▶ _WORK REQUIRED_
Wherever the word "Audit" appears in a line of the records, copy that line.
____
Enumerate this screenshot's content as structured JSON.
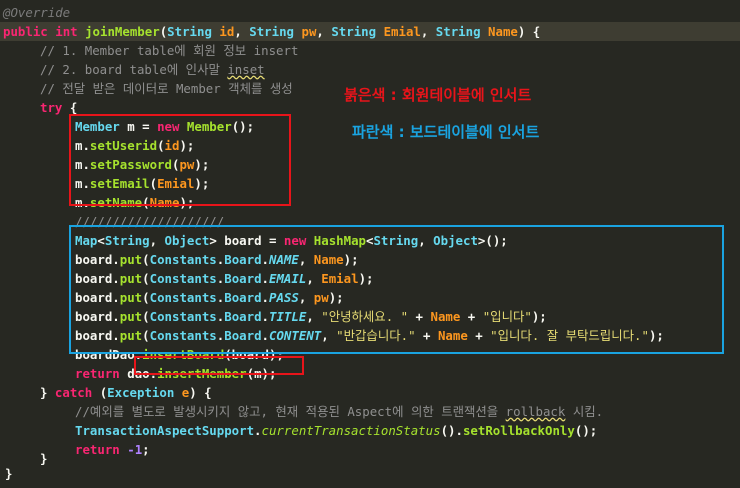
{
  "code": {
    "l1": {
      "annotation": "@Override"
    },
    "l2": {
      "public": "public",
      "int": "int",
      "method": "joinMember",
      "open": "(",
      "t1": "String",
      "p1": "id",
      "c1": ", ",
      "t2": "String",
      "p2": "pw",
      "c2": ", ",
      "t3": "String",
      "p3": "Emial",
      "c3": ", ",
      "t4": "String",
      "p4": "Name",
      "close": ") {"
    },
    "l3": {
      "comment": "// 1. Member table에 회원 정보 insert"
    },
    "l4": {
      "comment": "// 2. board table에 인사말 ",
      "squiggle": "inset"
    },
    "l5": {
      "comment": "// 전달 받은 데이터로 Member 객체를 생성"
    },
    "l6": {
      "try": "try",
      "brace": " {"
    },
    "l7": {
      "type": "Member",
      "var": " m = ",
      "new": "new",
      "ctor": " Member",
      "end": "();"
    },
    "l8": {
      "obj": "m.",
      "call": "setUserid",
      "open": "(",
      "arg": "id",
      "end": ");"
    },
    "l9": {
      "obj": "m.",
      "call": "setPassword",
      "open": "(",
      "arg": "pw",
      "end": ");"
    },
    "l10": {
      "obj": "m.",
      "call": "setEmail",
      "open": "(",
      "arg": "Emial",
      "end": ");"
    },
    "l11": {
      "obj": "m.",
      "call": "setName",
      "open": "(",
      "arg": "Name",
      "end": ");"
    },
    "l12": {
      "comment": "////////////////////"
    },
    "l13": {
      "t1": "Map",
      "lt": "<",
      "t2": "String",
      "cm": ", ",
      "t3": "Object",
      "gt": "> ",
      "var": "board = ",
      "new": "new",
      "ctor": " HashMap",
      "lt2": "<",
      "t4": "String",
      "cm2": ", ",
      "t5": "Object",
      "end": ">();"
    },
    "l14": {
      "obj": "board.",
      "call": "put",
      "open": "(",
      "cls": "Constants",
      "dot1": ".",
      "inner": "Board",
      "dot2": ".",
      "field": "NAME",
      "sep": ", ",
      "arg": "Name",
      "end": ");"
    },
    "l15": {
      "obj": "board.",
      "call": "put",
      "open": "(",
      "cls": "Constants",
      "dot1": ".",
      "inner": "Board",
      "dot2": ".",
      "field": "EMAIL",
      "sep": ", ",
      "arg": "Emial",
      "end": ");"
    },
    "l16": {
      "obj": "board.",
      "call": "put",
      "open": "(",
      "cls": "Constants",
      "dot1": ".",
      "inner": "Board",
      "dot2": ".",
      "field": "PASS",
      "sep": ", ",
      "arg": "pw",
      "end": ");"
    },
    "l17": {
      "obj": "board.",
      "call": "put",
      "open": "(",
      "cls": "Constants",
      "dot1": ".",
      "inner": "Board",
      "dot2": ".",
      "field": "TITLE",
      "sep": ", ",
      "s1": "\"안녕하세요. \"",
      "plus1": " + ",
      "arg": "Name",
      "plus2": " + ",
      "s2": "\"입니다\"",
      "end": ");"
    },
    "l18": {
      "obj": "board.",
      "call": "put",
      "open": "(",
      "cls": "Constants",
      "dot1": ".",
      "inner": "Board",
      "dot2": ".",
      "field": "CONTENT",
      "sep": ", ",
      "s1": "\"반갑습니다.\"",
      "plus1": " + ",
      "arg": "Name",
      "plus2": " + ",
      "s2": "\"입니다. 잘 부탁드립니다.\"",
      "end": ");"
    },
    "l19": {
      "obj": "boardDao.",
      "call": "insertBoard",
      "open": "(",
      "arg": "board",
      "end": ");"
    },
    "l20": {
      "ret": "return",
      "sp": " ",
      "obj": "dao.",
      "call": "insertMember",
      "open": "(",
      "arg": "m",
      "end": ");"
    },
    "l21": {
      "brace": "} ",
      "catch": "catch",
      "open": " (",
      "type": "Exception",
      "var": " e",
      "close": ") {"
    },
    "l22": {
      "comment": "//예외를 별도로 발생시키지 않고, 현재 적용된 Aspect에 의한 트랜잭션을 ",
      "squiggle": "rollback",
      "tail": " 시킴."
    },
    "l23": {
      "cls": "TransactionAspectSupport",
      "dot": ".",
      "m1": "currentTransactionStatus",
      "mid": "().",
      "m2": "setRollbackOnly",
      "end": "();"
    },
    "l24": {
      "ret": "return",
      "sp": " ",
      "num": "-1",
      "end": ";"
    },
    "l25": {
      "brace": "}"
    },
    "l26": {
      "brace": "}"
    }
  },
  "notes": {
    "red": "붉은색 : 회원테이블에 인서트",
    "blue": "파란색 : 보드테이블에 인서트"
  },
  "colors": {
    "background": "#272822",
    "red_box": "#e8141a",
    "blue_box": "#1aa3e0"
  }
}
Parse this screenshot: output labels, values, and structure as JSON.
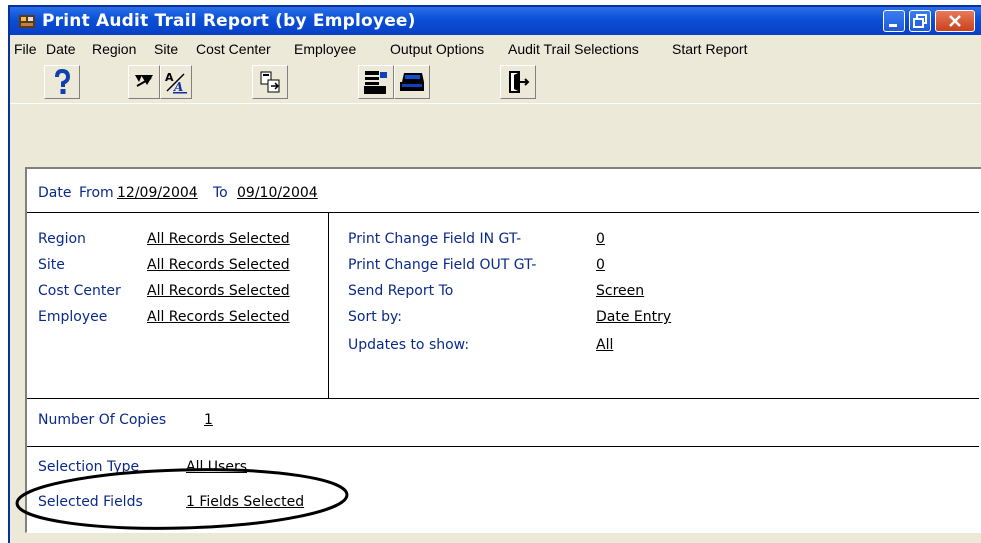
{
  "window": {
    "title": "Print Audit Trail Report (by Employee)",
    "icons": [
      "app-icon",
      "minimize-icon",
      "restore-icon",
      "close-icon"
    ]
  },
  "menu": {
    "items": [
      "File",
      "Date",
      "Region",
      "Site",
      "Cost Center",
      "Employee",
      "Output Options",
      "Audit Trail Selections",
      "Start Report"
    ]
  },
  "toolbar": {
    "icons": [
      "help-icon",
      "filter-icon",
      "font-icon",
      "export-icon",
      "printer-setup-icon",
      "printer-icon",
      "exit-icon"
    ]
  },
  "date_row": {
    "label": "Date",
    "from_label": "From",
    "from_value": "12/09/2004",
    "to_label": "To",
    "to_value": "09/10/2004"
  },
  "left_fields": [
    {
      "label": "Region",
      "value": "All Records Selected"
    },
    {
      "label": "Site",
      "value": "All Records Selected"
    },
    {
      "label": "Cost Center",
      "value": "All Records Selected"
    },
    {
      "label": "Employee",
      "value": "All Records Selected"
    }
  ],
  "right_fields": [
    {
      "label": "Print Change Field IN GT-",
      "value": "0"
    },
    {
      "label": "Print Change Field OUT GT-",
      "value": "0"
    },
    {
      "label": "Send Report To",
      "value": "Screen"
    },
    {
      "label": "Sort by:",
      "value": "Date Entry"
    },
    {
      "label": "Updates to show:",
      "value": "All"
    }
  ],
  "copies": {
    "label": "Number Of Copies",
    "value": "1"
  },
  "selection": {
    "type_label": "Selection Type",
    "type_value": "All Users",
    "fields_label": "Selected Fields",
    "fields_value": "1 Fields Selected"
  }
}
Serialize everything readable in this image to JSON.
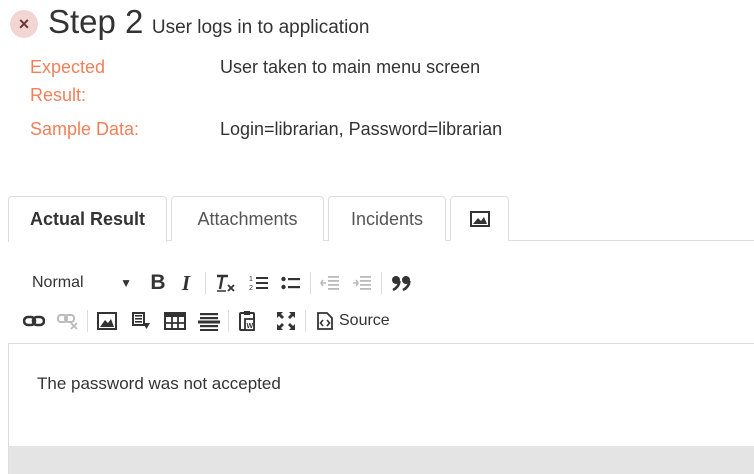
{
  "step": {
    "number_label": "Step 2",
    "description": "User logs in to application"
  },
  "fields": {
    "expected_label_line1": "Expected",
    "expected_label_line2": "Result:",
    "expected_value": "User taken to main menu screen",
    "sample_label": "Sample Data:",
    "sample_value": "Login=librarian, Password=librarian"
  },
  "tabs": {
    "actual_result": "Actual Result",
    "attachments": "Attachments",
    "incidents": "Incidents"
  },
  "toolbar": {
    "format_value": "Normal",
    "bold": "B",
    "italic": "I",
    "source_label": "Source"
  },
  "editor": {
    "content": "The password was not accepted"
  },
  "colors": {
    "label_accent": "#f07f5a",
    "close_bg": "#f3d6d2"
  }
}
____
▶ _RESPONSE_
    "title": "Print Audit Trail Report (by Employee)",
      "Audit Trail Selections",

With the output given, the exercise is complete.